One key takeaway? Give your mom her way.
As someone who just got married recently, I can assure that while falling in love and getting hitched are easy, planning a wedding can be a nightmare. It not only consumes months of your life, but consumes it in such a way that some days you find yourself on the brink of insanity wondering, "Is this the day I will finally lose it?!"
We talked to a few engaged and recently married women about some of the lessons they learned from planning their own wedding, and these are the lessons we'd like to impart unto you.
1. Think Twice About Destination Weddings.
This tidbit comes from me. I had my wedding in Paris. A Paris wedding is great in theory, but when it comes down to getting everyone there, dealing with those who can’t afford to come and how awful they feel about that, as well as making sure everyone feels comfortable in a foreign city that they may have never been to before, it’s just extra stress. Sure, those who were able to make it will love that you gave them yet another reason to go Paris, but the week of people flying in and out and getting situated can do a number on your nerves, as if you don’t already have a long list of concerns.

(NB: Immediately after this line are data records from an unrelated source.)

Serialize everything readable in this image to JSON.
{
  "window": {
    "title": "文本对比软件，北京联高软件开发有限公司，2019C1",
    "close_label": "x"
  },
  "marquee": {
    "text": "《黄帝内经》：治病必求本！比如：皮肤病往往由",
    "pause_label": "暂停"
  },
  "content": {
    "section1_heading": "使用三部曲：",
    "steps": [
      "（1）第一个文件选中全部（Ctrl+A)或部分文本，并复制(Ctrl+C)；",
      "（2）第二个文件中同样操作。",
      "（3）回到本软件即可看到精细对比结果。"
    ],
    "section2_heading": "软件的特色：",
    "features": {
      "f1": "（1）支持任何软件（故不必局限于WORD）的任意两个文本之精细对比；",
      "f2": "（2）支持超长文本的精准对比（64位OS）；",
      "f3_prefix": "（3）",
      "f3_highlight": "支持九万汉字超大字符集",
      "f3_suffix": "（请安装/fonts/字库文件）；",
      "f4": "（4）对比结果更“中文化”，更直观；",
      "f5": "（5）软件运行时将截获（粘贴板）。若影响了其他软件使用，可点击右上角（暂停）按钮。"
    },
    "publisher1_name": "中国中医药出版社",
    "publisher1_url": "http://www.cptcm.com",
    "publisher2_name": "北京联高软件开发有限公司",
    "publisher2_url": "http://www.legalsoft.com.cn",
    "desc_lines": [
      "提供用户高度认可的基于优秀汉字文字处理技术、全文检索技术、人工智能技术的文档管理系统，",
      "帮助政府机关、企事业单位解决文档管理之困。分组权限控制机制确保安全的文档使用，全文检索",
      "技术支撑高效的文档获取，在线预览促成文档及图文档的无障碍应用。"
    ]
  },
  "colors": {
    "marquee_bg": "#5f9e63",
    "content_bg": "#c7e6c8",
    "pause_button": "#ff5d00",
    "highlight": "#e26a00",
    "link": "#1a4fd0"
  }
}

2. Don't Get Married On Anyone's Birthday.
My friend Kelsey, 32, made the very, very horrible mistake of getting married on her now-husband's mother's birthday. As someone who was at the wedding and witnessed the sulking that went on by this grown woman, it was, well, tragic. "She still holds it over my head and accuses me of stealing her not just her son, but her birthday," says Kelsey.
3. Give Your Mom Her Way.
"It doesn't matter what she demands," says Lyndsay, 34, "Moms are crazy and have really wacky ideas ... but let them have it — some will turn out great. My mom cut up her wedding dress and tuned it into a card box, the ring pillow and the wedding scrap book!" I have to second this. My mom pushed for the Paris wedding, and she was paying and being crazy, as Lyndsay mentioned, so I just went with it.
4. Get A Wedding Planner!
This seemed to be the consensus of all the ladies. As Molly, 35, explains, "Weddings are too expensive, and then we try and do everything ourselves — spend a little extra and get someone to carry that stress so you don't have too." As my sister Jennie, 32, adds, "And the importance of a wedding planner is so you don't have to jump in the shower 37 minutes before you walk down the aisle." Lauren Metz, YourTango Entertainment Director, suggests getting a wedding planner with similar taste as yours. "She'll 'get' your style and vision."
5. Don't Sweat The Details.
"You should know, from the very beginning, that no matter what details you put into everything, no one will notice but you,” says Jennie. "If anything isn't perfect, it will only be on your conciseness, so just let it go and don't torture yourself." Diana, YourTango Experts Editor, adds to have fun. "The bride sets the mood of the events. If she isn't having fun, her guests will feel it and they won't have fun either."
6. Have Someone Save You A Plate Of Food.
"You spend months planning the perfect meal, but when the day comes, you never actually eat it, because you're too busy socializing and thanking everyone for coming," says Meredith. "To this day people talk about the food a my wedding.... I don't think there was any? I certainly didn't eat it!"
7. Spend Less Time Planning The Reception And More On The Ceremony.
Although I beg to differ on this one because I wanted my guests to walk away talking about the how fun the reception was for the rest of their lives, Erin, 30, does make a valid point: "It's a ritual — and you can say you're modern all you want — but you are still getting married, so make the ritual all about the two of you and make it count."
8. Enjoy Dress Shopping; It's The Easiest Part Of The Whole Thing.
Says Liza, 30, "After I got my dress I realized it was time to get to work with the rest of it. So do yourself a favor and really enjoy those dress shopping moments. It's the highlight of the whole planning thing." That being said ...
9. Avoid Extra Dress Charges.
Lauren suggests getting every dress alteration price in writing from the start. "Ask for ONE person to be your contact throughout the entire process," she explains. And, speaking of dresses, different states charge different taxes. "Depending on where you live, do your research for the best deal." Also, when dealing with other vendors, keep in mind that service charge may be different than gratuity. "Always clarify."
10. Don't Make Your Wedding A Part-Time Job For Your Friends.
"The more work you put upon your bridesmaids, the more you're likely to argue. Just don't," says Lauren. "Do as much as possible just you and your future spouse." But remember to show your maids appreciation and gratitude for their hard work celebrating you. "Send flowers or do something special for them after your bachelorette party and shower."
Have anything to add to the list? Tell us in the comments below.